■ **BRIEF**
Throughout the material below, how many lines include the string "JSON"? Reply with only the number.
*** Opening of DATASET CONTENT ***
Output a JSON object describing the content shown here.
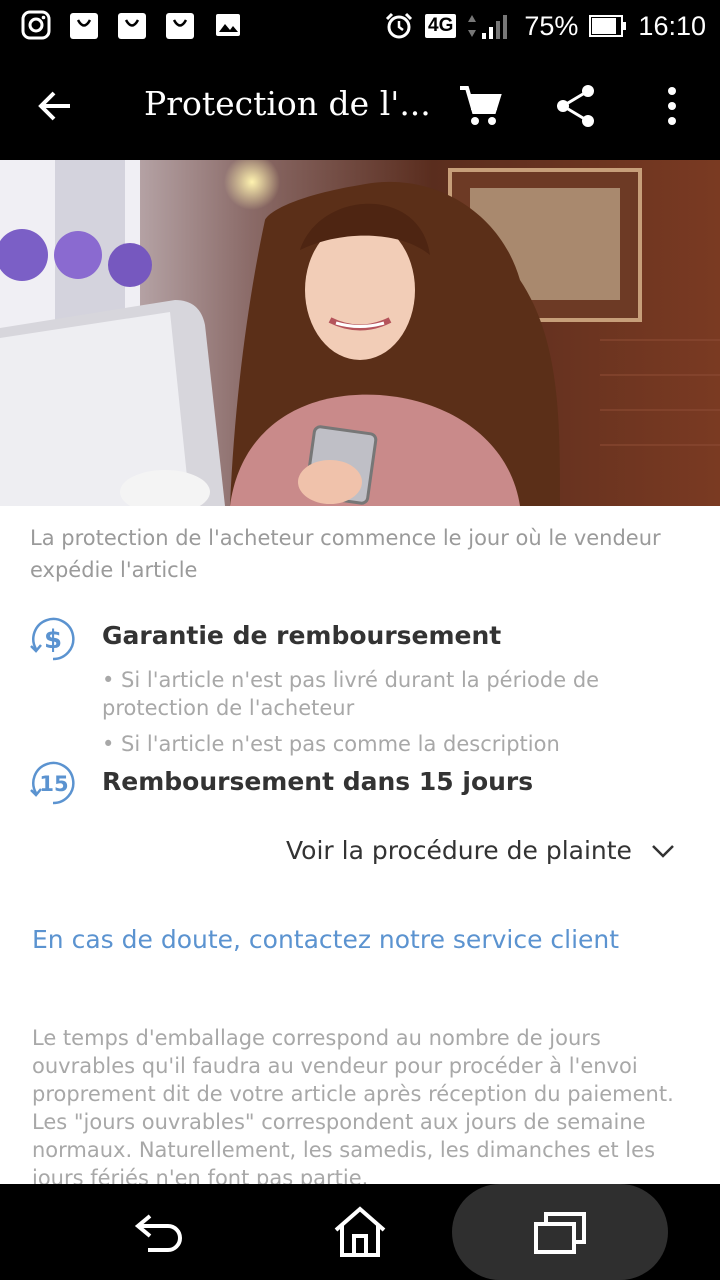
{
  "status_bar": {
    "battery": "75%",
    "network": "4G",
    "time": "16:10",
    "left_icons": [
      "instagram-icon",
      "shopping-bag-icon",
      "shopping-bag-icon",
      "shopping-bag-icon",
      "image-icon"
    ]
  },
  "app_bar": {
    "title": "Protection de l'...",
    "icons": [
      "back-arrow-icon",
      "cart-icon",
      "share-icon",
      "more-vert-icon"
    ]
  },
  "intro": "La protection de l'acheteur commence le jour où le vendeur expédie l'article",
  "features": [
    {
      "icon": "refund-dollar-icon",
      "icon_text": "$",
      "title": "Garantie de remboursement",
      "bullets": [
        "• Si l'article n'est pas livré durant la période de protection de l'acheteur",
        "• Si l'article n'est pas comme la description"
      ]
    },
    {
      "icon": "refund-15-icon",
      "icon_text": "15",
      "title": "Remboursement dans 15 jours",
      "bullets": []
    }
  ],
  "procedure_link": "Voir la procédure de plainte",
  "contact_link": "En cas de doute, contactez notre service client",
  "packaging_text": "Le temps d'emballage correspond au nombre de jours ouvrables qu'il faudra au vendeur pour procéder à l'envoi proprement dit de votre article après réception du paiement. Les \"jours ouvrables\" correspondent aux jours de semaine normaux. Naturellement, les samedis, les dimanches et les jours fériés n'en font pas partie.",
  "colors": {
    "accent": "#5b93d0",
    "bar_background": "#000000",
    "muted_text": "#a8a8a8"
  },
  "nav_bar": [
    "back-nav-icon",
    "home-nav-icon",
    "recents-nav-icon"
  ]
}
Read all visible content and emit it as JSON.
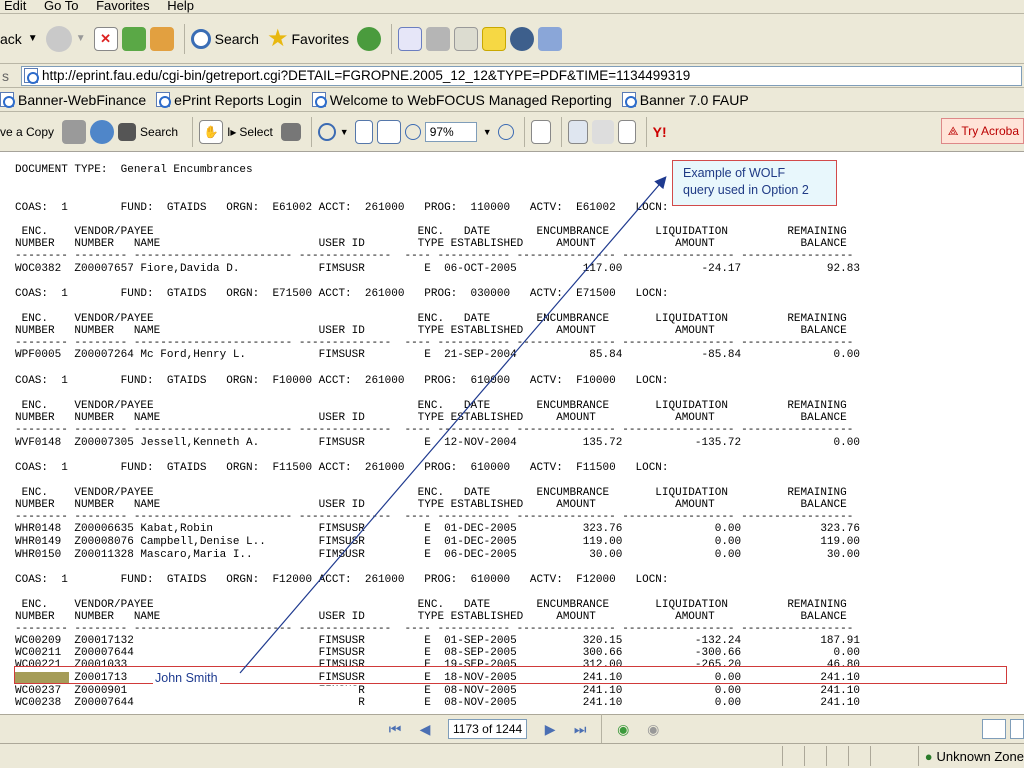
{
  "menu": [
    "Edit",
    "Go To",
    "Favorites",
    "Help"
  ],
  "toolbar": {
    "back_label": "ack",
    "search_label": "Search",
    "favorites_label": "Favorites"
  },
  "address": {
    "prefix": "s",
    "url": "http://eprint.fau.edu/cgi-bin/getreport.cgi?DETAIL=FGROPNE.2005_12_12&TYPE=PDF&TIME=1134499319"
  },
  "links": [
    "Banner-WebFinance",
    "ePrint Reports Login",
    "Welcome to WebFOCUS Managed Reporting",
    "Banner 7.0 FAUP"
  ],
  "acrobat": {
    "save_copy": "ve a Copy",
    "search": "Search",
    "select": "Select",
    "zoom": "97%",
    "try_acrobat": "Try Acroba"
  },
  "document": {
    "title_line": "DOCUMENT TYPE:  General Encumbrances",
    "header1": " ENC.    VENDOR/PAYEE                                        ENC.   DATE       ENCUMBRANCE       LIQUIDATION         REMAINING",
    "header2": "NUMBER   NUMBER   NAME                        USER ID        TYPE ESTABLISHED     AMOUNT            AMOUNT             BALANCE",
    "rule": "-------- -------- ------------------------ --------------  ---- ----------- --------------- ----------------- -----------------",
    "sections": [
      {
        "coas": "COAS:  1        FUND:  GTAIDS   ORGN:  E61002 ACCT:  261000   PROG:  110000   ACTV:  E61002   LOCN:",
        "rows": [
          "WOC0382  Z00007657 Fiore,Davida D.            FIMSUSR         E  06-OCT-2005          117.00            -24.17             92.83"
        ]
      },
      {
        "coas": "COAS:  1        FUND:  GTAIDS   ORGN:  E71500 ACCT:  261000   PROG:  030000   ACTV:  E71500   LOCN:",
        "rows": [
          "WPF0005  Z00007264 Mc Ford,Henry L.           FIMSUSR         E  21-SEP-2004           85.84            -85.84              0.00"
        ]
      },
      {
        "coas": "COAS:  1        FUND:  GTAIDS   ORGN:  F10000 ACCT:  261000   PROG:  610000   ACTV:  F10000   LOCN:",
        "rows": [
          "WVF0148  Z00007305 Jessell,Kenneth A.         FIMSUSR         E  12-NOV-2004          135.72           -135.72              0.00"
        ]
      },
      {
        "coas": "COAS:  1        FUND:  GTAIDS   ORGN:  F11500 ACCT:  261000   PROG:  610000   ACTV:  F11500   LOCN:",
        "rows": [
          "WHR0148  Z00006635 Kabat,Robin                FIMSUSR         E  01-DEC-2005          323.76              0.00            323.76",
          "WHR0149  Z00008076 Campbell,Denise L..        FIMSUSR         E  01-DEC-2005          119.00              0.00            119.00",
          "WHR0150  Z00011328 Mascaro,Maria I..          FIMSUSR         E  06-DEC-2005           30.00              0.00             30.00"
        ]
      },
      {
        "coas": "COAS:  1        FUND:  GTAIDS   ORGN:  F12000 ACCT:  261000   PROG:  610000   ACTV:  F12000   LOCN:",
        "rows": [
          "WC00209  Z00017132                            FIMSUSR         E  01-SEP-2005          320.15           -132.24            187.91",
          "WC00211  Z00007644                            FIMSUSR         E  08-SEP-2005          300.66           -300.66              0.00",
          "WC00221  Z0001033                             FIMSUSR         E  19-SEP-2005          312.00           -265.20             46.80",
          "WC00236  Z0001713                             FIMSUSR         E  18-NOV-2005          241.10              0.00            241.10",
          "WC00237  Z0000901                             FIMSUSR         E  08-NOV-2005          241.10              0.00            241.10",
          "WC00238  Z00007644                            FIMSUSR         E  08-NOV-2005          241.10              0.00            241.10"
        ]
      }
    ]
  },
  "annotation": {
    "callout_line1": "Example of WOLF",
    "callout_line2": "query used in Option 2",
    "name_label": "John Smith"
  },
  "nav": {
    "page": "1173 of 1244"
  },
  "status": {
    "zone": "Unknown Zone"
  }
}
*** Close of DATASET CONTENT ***
■ **ANSWER TO THE PROBLEM**
2